▶ _To do_
Go through the records below and tally the lines that include "weather". Answer with the number only.

Element data from apps and pages:
_ _ _ _
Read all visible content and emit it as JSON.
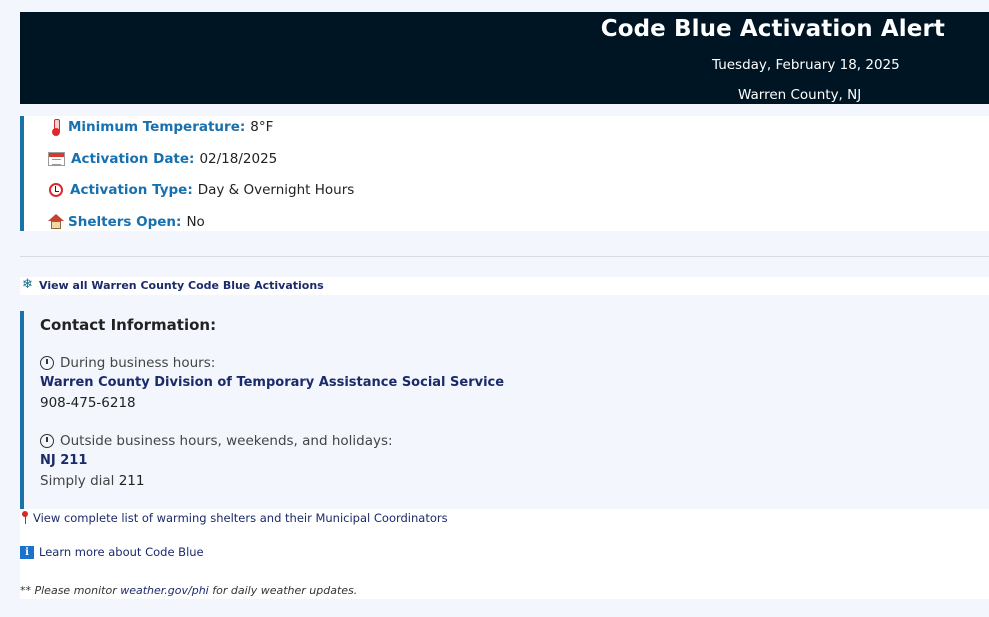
{
  "header": {
    "title": "Code Blue Activation Alert",
    "date": "Tuesday, February 18, 2025",
    "county": "Warren County, NJ"
  },
  "details": [
    {
      "icon": "thermometer-icon",
      "label": "Minimum Temperature:",
      "value": "8°F"
    },
    {
      "icon": "calendar-icon",
      "label": "Activation Date:",
      "value": "02/18/2025"
    },
    {
      "icon": "alarm-clock-icon",
      "label": "Activation Type:",
      "value": "Day & Overnight Hours"
    },
    {
      "icon": "house-icon",
      "label": "Shelters Open:",
      "value": "No"
    }
  ],
  "view_all_link": "View all Warren County Code Blue Activations",
  "contact": {
    "heading": "Contact Information:",
    "business": {
      "label": "During business hours:",
      "org": "Warren County Division of Temporary Assistance Social Service",
      "phone": "908-475-6218"
    },
    "after_hours": {
      "label": "Outside business hours, weekends, and holidays:",
      "org": "NJ 211",
      "dial_prefix": "Simply dial",
      "dial_number": "211"
    }
  },
  "links": {
    "shelters": "View complete list of warming shelters and their Municipal Coordinators",
    "learn_more": "Learn more about Code Blue"
  },
  "note": {
    "prefix": "** Please monitor",
    "link": "weather.gov/phi",
    "suffix": "for daily weather updates."
  }
}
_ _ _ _
▶ _Answer space_
2